March 29, 2013 at 6:59 PM ET
For most automakers, baby boomers are the proverbial 800-pound gorilla that still drives the industry, the biggest buying group in terms of raw vehicle sales and, in particular, the generation spending the most for each of the cars they buy.
But manufacturers are preparing for the arrival of a new group that could soon not only outnumber the boomers but also demand some big changes in the type and size of vehicles the industry produces. Generation Y, also known as the millennials, offer both tantalizing opportunities and major challenges, according to executives at this year’s New York International Auto Show.
Millennials are becoming “the new face” of American auto buyers, asserted Jim Farley, Ford Motor Co.’s global sales and marketing chief, during his keynote speech at the auto show. “And we’ll be surprised,” he added, “by what they choose.”
According to U.S. Census Bureau data, there are more than 80 million American consumers approaching age 30, which means that each year millions more are moving into the new vehicle buying demographic. Indeed, according to the recent “Gen Y in the Driver’s Seat” study by consulting firm Deloitte, they already represent about 40 percent of the nation’s potential car buying population – though they are still well outnumbered by boomers when it comes to the number of new vehicles sold each year.
In fact, that “potential” doesn’t necessarily translate into the same mindset toward buying and owning cars that was seen when boomers came of age. Nearly a third of American 19-year-olds haven’t bothered to get a driver’s license, according to a new study, continuing a downward trend that finds fewer and fewer millennials plugging into the American car culture.
“Virtual contact reduces the need for actual contact,” suggested Michael Sivak, co-author of the study by the University of Michigan Transportation Research Institute. “We found that the percentage of young drivers was inversely related to the availability of the Internet.”
In 1983, well before the advent of texting, e-mail and online gaming, 83 percent of American 19-year-olds were licensed. By 2010, found UMTRI, that was down to around 70 percent.
Another study, jointly carried out by General Motors and Viacom’s MTV Scratch unit, found just 32 percent of 3,000 American millennials surveyed saying they were interested in cars – though it also showed 69 percnet viewing the purchase of a car a “milestone” in becoming an adult.
Which brand millennials turn to is also up in the air. Auto data-tracking service Edmunds.com finds that Japanese makers have steadily lost ground with millennials at the expense of Detroit and Korean makers – a sharp reversal of the trend when baby boomers were first entering the new car market.
“Don’t think we have the millennials figured out," Ford senior marketing executive Amy Marentec recently said, but she added that domestic automakers are beginning to show signs of “cracking the code.”

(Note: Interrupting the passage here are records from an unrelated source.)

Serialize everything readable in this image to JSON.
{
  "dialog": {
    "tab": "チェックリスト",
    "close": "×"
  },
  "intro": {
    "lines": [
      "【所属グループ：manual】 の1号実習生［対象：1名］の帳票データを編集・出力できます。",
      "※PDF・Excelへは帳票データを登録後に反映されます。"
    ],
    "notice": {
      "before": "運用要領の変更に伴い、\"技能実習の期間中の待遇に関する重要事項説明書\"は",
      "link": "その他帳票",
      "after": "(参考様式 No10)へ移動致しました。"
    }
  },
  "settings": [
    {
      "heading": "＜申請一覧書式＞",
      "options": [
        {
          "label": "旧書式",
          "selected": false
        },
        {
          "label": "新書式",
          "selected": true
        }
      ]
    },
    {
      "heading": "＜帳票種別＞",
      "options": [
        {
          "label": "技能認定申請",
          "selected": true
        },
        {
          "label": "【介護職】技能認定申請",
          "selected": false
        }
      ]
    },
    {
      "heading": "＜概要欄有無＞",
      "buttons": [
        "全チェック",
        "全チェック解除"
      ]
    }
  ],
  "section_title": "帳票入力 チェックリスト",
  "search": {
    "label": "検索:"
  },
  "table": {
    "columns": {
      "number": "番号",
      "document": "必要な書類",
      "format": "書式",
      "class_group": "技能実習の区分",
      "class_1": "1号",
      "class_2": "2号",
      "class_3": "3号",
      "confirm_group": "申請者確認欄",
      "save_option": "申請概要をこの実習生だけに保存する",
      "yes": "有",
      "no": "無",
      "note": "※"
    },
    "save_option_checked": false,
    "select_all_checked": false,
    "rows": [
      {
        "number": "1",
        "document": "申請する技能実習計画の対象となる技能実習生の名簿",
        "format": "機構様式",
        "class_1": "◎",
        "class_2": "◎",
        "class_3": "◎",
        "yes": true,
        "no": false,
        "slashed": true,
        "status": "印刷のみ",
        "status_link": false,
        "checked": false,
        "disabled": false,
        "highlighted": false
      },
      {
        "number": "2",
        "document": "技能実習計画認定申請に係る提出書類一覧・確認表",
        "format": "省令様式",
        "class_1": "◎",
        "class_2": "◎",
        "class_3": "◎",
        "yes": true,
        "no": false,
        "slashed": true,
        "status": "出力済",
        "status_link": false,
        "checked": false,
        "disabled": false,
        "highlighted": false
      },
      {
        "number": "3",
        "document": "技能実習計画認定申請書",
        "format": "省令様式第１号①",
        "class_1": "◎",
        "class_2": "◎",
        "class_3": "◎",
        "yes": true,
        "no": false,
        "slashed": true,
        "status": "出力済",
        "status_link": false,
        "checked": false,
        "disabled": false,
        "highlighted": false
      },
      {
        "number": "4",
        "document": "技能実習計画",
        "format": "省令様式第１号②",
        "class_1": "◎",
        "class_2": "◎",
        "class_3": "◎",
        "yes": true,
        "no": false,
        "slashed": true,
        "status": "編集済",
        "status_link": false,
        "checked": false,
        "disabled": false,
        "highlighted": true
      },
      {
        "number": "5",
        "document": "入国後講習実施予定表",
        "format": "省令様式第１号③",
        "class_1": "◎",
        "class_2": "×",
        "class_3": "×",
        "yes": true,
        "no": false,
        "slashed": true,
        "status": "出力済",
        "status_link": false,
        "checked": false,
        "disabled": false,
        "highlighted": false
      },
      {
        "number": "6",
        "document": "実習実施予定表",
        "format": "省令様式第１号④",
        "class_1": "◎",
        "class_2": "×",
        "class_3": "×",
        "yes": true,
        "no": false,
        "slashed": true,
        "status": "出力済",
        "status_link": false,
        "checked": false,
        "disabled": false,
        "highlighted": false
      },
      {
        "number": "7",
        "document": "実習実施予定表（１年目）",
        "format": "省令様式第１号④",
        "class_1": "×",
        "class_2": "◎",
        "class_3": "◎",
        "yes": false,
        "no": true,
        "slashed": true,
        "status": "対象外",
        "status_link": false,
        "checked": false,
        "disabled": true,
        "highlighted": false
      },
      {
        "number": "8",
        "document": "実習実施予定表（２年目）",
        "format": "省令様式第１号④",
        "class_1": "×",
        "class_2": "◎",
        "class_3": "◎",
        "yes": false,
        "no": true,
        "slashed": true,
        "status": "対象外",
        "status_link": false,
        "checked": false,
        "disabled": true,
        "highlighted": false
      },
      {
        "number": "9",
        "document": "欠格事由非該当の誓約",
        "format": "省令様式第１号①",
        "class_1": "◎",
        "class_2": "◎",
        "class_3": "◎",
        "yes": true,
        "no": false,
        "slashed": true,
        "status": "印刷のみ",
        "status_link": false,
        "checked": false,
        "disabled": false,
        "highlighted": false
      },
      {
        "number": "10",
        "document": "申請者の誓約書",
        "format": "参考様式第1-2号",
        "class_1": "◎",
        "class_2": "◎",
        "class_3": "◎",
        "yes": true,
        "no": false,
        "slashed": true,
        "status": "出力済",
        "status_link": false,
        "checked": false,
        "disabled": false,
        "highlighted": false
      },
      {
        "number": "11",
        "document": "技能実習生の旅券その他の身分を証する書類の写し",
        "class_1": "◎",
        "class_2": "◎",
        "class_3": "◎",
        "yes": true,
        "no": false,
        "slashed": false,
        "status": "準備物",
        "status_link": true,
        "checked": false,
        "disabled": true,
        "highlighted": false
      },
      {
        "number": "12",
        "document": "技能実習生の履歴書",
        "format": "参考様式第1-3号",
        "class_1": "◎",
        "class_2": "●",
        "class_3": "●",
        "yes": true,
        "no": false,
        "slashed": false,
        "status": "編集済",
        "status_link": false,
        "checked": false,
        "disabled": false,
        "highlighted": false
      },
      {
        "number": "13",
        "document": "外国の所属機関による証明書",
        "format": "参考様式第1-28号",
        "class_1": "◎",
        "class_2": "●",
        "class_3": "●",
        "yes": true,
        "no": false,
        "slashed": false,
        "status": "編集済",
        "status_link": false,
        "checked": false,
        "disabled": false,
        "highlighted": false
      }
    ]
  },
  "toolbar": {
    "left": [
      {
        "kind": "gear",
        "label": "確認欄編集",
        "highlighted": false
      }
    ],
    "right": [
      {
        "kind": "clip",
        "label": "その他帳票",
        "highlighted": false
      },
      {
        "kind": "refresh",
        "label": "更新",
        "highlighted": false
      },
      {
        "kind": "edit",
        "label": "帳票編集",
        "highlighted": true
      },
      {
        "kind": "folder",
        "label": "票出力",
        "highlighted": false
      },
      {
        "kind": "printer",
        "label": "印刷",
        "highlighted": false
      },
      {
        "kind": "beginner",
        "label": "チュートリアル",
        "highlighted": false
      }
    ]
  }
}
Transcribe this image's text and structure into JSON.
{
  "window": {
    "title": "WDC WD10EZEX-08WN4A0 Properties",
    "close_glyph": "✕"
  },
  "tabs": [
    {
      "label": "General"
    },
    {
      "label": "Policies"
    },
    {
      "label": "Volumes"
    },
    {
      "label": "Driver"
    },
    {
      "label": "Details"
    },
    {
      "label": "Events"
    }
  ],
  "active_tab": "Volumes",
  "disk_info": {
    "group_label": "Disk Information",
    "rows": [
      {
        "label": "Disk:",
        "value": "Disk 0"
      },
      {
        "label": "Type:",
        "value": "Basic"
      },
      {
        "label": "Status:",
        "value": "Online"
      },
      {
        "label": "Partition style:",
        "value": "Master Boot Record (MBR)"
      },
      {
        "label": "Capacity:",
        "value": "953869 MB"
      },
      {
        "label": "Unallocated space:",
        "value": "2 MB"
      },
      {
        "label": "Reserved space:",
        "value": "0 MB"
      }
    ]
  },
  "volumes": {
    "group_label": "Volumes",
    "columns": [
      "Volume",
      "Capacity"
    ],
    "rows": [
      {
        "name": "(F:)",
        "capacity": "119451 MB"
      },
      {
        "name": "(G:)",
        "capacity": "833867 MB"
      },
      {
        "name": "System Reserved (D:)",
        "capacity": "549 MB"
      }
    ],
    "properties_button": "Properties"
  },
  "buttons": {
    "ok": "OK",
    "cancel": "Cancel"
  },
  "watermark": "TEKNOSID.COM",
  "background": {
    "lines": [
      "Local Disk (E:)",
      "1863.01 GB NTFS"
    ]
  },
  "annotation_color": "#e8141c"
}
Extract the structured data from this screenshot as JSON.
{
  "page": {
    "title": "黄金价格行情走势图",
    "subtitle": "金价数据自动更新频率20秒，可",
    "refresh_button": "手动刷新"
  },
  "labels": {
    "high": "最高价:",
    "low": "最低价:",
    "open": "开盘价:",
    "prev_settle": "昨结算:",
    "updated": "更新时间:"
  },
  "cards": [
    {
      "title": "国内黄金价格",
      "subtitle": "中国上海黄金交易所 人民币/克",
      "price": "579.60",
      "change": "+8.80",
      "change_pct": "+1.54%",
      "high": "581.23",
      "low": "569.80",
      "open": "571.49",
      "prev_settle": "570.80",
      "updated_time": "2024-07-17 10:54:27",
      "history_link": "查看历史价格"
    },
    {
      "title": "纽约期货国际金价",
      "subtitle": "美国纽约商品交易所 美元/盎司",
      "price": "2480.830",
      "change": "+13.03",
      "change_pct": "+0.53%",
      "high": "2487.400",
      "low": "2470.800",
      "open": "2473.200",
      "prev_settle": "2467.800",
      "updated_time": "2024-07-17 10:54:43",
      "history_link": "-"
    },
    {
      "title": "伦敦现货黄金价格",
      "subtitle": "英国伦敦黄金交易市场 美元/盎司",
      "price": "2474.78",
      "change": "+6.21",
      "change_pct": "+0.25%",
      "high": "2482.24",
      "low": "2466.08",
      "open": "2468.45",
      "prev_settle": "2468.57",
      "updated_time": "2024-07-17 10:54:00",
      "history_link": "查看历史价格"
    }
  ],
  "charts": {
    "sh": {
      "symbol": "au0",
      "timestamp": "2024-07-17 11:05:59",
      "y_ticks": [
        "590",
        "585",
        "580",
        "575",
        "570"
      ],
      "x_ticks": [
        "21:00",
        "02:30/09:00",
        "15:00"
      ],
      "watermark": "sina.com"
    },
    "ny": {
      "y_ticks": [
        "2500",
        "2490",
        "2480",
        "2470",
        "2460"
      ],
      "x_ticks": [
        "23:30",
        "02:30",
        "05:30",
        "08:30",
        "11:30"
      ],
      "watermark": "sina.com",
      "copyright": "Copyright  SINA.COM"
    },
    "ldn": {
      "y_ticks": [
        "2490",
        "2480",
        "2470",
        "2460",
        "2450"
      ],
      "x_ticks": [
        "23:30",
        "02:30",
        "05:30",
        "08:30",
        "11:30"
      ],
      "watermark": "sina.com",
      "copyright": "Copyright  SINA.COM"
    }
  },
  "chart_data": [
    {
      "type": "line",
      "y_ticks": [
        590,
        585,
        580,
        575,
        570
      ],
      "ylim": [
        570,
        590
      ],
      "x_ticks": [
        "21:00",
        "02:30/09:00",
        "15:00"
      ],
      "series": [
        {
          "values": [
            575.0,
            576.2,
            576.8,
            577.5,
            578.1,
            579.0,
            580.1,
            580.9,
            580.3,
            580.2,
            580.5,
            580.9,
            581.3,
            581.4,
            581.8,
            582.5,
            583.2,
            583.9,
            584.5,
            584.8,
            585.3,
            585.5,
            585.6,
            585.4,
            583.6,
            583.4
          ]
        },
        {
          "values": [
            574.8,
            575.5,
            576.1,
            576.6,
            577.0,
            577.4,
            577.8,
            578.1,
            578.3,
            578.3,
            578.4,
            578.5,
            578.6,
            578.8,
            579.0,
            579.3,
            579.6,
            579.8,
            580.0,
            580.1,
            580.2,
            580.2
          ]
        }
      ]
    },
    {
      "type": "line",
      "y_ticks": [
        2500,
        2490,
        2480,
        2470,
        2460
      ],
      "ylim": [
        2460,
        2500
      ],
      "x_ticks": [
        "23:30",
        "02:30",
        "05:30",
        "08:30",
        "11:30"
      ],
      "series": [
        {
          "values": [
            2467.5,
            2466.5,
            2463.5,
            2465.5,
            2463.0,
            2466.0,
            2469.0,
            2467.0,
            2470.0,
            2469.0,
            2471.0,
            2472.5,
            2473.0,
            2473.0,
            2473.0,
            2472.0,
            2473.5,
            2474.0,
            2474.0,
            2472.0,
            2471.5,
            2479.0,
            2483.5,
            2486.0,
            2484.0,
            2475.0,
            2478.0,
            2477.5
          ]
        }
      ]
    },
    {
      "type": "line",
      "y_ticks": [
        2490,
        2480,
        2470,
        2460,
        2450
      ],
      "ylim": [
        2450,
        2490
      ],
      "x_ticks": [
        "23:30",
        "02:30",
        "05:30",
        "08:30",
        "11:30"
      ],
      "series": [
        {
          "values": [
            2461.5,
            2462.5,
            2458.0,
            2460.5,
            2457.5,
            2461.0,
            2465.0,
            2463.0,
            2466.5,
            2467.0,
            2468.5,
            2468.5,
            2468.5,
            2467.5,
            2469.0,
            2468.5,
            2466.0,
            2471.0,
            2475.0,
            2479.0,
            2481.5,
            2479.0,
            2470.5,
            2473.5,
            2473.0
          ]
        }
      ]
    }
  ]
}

The market data suggest that younger buyers are generally more interested in green technology than their parents’ generation, something that could drive demand for hybrids, plug-ins and battery vehicles. On the other hand, the higher cost for such technologies is so far restricting sales.
Millennials are downsizing, several executives said. That’s one of the reasons why Audi has such big hopes for the next-generation A3 sedan it showed reporters during a sneak peek in New York. It will become “the third leg” for the brand, said Audi of America chief Scott Keogh, and should drive other makers to rethink the future of their bigger products.
Keogh also emphasized that the new generation of buyers “isn’t willing to compromise,” even though they’re on a tighter budget than boomers. They expect that even entry-level products have a much higher level of refinement – and advanced features like infotainment systems capable of accessing social media services.
The new generation has “an incredible taste for luxury,” echoed Ford’s Farley, adding that millennials now expect to get more for less, no longer expecting that they have to pay a substantial premium for high-line brands. “And as the price of luxury cars drops,” he said, “don’t be surprised if they make luxury cars their first (new vehicle) purchase.”
For the industry, delivering on those expectations could be challenging. It could strain resources in the short-term, but those brands which can meet the demand could come to dominate the new generation much as marques like Toyota, Nissan and Honda were the favorites of the boomers.